It was a season where the club rediscovered its swagger and style, and finally broke out of the Division Two dungeon after a five-year incarceration. The Friday night match was at Maine Road on 4 May, towards the season’s close, and John Neal knew a return to the big time was already secured, whatever fifth-placed Manchester City did.
It was a huge turnaround for the amiable north-easterner, who endured placards and chants urging his removal at the Bridge the previous spring as the Blues narrowly avoided relegation to the third tier for the first time.
Throughout the 1983/84 campaign the same fans had been in party mode, and Ken Bates promised a party in Cottonopolis’s Grand Hotel as a thank you for the huge and exuberant throng from all over the country who had pushed Neal’s men to succeed. There were at least 4,000 among the 21,000 crowd at Maine Road, and four coachloads would be catered for at the hotel later.
The reason for the unusual start time was that the game was selected for live coverage by the BBC, who had signed a deal with the Football League, then sponsored by Canon, at the start of the season. So it was that Jimmy Hill introduced Match of the Day Live’s first ever delve into Division Two on BBC One at 7.10pm.
Commentator Alan Parry described a decent first half with City, outsiders to clinch the third promotion spot, giving as good as they got. Chelsea, clad in all-yellow and unchanged for the sixth game in a row, rose to a higher level after the break, with Paul Canoville introduced for the second half.
The winger’s dancing feet played a big part in Kerry Dixon’s headed goal from David Speedie’s cross. Just before that, viewers had feasted their eyes on a splendid solo effort from Pat Nevin, who cutely finished a jinking run with a drive across goalkeeper Alex Williams.

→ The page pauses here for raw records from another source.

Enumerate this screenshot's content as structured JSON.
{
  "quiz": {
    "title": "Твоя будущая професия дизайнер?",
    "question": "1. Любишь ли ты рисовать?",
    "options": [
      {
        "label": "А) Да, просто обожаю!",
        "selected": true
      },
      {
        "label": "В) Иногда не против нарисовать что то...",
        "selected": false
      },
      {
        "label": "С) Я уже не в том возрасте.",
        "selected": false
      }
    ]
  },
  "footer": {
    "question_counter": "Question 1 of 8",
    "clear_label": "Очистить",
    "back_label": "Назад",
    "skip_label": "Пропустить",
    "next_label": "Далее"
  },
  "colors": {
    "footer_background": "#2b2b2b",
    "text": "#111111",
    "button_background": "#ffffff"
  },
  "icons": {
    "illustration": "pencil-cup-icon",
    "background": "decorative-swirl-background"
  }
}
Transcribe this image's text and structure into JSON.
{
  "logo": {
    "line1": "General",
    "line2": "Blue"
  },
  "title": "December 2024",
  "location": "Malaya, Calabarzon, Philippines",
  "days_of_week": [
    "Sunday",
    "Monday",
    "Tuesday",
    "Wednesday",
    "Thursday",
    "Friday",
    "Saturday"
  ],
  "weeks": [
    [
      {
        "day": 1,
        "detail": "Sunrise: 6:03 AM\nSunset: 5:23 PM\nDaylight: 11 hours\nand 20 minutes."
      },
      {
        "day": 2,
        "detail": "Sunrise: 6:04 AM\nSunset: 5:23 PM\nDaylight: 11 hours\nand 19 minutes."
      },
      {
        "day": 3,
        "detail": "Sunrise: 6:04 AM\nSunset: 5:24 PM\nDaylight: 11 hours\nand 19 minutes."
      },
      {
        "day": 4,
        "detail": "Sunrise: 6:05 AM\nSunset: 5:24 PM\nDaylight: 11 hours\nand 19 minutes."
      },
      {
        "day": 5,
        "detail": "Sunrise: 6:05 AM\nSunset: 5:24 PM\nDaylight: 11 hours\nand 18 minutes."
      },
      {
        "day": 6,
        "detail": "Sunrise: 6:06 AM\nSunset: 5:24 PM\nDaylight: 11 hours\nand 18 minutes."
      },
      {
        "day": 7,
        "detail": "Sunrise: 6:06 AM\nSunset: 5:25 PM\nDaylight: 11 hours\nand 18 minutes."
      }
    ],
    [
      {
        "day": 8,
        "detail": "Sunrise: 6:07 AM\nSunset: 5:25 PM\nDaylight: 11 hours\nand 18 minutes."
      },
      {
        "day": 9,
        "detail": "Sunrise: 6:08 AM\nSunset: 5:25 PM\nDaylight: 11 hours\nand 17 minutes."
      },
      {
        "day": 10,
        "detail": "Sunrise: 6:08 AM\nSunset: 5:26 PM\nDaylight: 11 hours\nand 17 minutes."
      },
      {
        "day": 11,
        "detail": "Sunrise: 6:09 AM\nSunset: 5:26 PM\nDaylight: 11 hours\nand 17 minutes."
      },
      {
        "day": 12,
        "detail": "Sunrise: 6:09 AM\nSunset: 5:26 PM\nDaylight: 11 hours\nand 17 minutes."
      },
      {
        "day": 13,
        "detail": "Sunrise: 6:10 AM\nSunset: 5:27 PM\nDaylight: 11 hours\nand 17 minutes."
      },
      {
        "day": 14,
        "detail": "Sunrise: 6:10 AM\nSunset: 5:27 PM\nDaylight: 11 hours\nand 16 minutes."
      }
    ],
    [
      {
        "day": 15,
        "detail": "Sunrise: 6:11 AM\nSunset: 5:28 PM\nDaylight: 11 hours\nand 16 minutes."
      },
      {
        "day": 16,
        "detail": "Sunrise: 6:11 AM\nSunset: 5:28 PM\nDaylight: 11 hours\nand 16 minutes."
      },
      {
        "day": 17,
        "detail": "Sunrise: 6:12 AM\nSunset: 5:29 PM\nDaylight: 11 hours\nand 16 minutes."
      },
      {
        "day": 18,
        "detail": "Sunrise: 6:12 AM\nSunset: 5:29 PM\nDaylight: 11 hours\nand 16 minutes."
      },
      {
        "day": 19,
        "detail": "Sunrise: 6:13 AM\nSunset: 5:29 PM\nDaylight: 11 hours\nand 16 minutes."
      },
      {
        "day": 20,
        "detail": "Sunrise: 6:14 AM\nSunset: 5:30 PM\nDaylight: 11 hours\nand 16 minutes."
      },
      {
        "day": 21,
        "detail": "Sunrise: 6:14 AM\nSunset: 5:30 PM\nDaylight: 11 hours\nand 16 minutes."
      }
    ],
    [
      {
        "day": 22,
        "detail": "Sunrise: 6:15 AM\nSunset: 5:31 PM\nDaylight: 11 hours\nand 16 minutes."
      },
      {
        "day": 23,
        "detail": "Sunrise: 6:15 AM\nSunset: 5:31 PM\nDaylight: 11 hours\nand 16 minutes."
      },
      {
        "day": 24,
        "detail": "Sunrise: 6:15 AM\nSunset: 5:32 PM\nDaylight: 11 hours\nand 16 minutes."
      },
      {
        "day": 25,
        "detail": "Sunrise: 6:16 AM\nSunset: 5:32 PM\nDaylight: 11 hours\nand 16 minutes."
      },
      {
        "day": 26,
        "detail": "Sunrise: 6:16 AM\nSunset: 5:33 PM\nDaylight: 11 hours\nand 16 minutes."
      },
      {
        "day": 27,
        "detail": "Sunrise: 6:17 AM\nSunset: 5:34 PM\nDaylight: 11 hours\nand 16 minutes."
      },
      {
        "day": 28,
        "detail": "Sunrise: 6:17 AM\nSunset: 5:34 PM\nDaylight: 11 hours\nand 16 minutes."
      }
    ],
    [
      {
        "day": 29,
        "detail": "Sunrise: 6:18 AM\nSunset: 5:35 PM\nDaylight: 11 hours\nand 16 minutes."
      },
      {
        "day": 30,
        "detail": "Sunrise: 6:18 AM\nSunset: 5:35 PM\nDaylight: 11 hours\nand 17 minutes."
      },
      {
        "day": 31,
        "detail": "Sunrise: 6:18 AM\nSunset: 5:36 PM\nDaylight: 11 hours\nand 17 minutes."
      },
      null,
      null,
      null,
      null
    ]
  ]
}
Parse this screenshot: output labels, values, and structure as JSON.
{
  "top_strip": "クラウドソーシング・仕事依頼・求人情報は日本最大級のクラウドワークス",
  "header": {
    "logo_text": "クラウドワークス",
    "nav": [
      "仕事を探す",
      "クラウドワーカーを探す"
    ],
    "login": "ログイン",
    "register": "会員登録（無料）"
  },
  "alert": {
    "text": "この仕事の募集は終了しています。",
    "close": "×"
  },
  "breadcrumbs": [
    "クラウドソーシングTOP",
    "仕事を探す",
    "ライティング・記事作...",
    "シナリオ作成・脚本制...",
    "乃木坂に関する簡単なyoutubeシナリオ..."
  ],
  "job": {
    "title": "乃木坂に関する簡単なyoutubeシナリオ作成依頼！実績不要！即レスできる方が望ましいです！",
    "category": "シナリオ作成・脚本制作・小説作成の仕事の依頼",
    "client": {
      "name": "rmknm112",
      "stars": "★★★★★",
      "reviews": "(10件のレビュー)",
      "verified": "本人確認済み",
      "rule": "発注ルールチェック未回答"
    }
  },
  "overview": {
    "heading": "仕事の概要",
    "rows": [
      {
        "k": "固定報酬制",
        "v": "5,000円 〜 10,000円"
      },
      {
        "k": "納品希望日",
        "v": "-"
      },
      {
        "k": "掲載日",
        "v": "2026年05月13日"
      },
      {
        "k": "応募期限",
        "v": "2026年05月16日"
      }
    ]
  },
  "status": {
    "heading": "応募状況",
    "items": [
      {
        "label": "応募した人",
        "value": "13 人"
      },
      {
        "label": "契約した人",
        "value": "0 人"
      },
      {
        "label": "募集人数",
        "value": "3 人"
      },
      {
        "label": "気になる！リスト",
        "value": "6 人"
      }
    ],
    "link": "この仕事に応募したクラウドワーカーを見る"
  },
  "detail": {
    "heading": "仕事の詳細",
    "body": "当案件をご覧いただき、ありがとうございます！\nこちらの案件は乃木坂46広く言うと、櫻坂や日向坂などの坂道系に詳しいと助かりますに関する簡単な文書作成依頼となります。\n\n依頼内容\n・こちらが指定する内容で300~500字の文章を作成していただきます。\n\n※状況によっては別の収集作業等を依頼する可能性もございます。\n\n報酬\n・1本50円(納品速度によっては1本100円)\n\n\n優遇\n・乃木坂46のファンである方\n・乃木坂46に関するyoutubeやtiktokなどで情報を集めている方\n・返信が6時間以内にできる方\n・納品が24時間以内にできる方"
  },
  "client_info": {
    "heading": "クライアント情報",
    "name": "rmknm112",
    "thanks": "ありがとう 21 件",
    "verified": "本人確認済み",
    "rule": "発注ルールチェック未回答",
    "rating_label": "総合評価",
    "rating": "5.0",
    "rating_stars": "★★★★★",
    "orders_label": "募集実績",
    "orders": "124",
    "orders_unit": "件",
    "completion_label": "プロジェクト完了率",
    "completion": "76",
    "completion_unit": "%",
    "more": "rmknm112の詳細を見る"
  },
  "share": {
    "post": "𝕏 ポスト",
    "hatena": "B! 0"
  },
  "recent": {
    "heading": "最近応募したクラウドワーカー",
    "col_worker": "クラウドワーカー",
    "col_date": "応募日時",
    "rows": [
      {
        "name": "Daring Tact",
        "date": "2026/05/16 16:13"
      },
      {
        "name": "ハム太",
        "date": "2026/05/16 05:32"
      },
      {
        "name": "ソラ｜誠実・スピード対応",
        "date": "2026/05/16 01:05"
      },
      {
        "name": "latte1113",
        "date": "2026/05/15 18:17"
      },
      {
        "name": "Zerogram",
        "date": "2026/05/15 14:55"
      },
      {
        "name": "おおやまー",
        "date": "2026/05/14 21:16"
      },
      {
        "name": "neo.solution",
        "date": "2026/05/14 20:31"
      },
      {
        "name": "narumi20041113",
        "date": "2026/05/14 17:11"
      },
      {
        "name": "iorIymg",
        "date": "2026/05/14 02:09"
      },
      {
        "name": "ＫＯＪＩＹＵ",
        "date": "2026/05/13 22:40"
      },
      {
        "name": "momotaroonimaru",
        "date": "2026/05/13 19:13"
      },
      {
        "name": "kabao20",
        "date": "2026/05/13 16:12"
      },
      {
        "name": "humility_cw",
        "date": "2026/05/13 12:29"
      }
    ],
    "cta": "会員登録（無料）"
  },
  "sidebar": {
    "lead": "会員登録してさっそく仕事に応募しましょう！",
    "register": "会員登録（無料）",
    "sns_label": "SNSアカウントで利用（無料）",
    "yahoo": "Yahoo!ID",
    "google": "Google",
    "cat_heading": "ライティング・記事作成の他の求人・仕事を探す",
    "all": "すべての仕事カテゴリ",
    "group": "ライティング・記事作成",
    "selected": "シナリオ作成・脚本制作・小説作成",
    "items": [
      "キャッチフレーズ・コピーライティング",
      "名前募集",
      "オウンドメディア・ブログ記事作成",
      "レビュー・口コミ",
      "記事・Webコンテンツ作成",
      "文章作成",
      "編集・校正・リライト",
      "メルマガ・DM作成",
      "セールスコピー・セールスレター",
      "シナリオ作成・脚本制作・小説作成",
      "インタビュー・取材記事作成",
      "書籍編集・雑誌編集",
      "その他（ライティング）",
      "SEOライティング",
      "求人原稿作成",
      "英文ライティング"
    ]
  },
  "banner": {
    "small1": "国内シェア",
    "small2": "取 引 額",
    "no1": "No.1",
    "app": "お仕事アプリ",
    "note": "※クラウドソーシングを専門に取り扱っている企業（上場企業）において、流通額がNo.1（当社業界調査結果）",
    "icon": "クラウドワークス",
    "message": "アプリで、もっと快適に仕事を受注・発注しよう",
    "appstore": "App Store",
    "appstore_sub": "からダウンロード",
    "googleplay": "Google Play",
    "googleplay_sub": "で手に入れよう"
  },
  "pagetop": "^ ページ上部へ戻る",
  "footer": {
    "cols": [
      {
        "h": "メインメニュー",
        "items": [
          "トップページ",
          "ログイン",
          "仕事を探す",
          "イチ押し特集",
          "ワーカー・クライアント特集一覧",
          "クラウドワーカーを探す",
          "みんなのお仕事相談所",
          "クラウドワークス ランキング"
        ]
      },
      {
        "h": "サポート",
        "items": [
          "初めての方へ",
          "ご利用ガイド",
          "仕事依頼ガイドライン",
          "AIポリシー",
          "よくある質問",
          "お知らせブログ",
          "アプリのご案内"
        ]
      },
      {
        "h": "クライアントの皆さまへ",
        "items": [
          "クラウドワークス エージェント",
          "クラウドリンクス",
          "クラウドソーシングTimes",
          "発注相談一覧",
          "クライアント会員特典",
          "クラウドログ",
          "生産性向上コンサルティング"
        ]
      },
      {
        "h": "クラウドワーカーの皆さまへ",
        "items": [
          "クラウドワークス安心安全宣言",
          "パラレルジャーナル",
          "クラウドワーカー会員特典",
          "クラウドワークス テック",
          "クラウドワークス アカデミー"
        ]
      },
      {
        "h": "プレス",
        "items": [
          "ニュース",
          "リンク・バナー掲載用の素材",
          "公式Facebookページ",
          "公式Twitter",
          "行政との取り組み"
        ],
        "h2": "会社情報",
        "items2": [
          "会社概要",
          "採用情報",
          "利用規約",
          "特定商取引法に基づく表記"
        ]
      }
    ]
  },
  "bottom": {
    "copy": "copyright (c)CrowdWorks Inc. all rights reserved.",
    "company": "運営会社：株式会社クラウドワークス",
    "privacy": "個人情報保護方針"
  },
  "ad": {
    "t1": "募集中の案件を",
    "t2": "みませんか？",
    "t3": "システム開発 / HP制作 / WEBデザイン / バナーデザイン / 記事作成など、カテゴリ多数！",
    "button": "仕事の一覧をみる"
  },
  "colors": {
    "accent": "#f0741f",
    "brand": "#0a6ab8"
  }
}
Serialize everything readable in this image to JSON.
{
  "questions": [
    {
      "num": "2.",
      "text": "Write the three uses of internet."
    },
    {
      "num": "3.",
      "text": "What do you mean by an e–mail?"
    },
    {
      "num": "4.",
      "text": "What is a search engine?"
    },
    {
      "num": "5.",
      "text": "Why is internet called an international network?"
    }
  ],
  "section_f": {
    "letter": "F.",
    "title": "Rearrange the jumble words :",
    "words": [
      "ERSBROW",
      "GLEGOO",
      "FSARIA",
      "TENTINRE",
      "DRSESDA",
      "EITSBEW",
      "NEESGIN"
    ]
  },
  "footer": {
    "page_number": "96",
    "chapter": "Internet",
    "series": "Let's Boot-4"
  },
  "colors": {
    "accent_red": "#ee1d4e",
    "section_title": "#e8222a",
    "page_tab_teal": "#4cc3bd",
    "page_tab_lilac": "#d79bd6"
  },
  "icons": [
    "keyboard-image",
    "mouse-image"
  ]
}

‘You can see why Chelsea are going up,’ commented City boss Billy McNeill afterwards. ‘They compete right up to the final whistle.’ The same could be said of Blues fans celebrating at the Grand. ‘A typical Chelsea affair,’ Bates (pictured top) later wrote. ‘Lots of good humour, singing, and dancing.’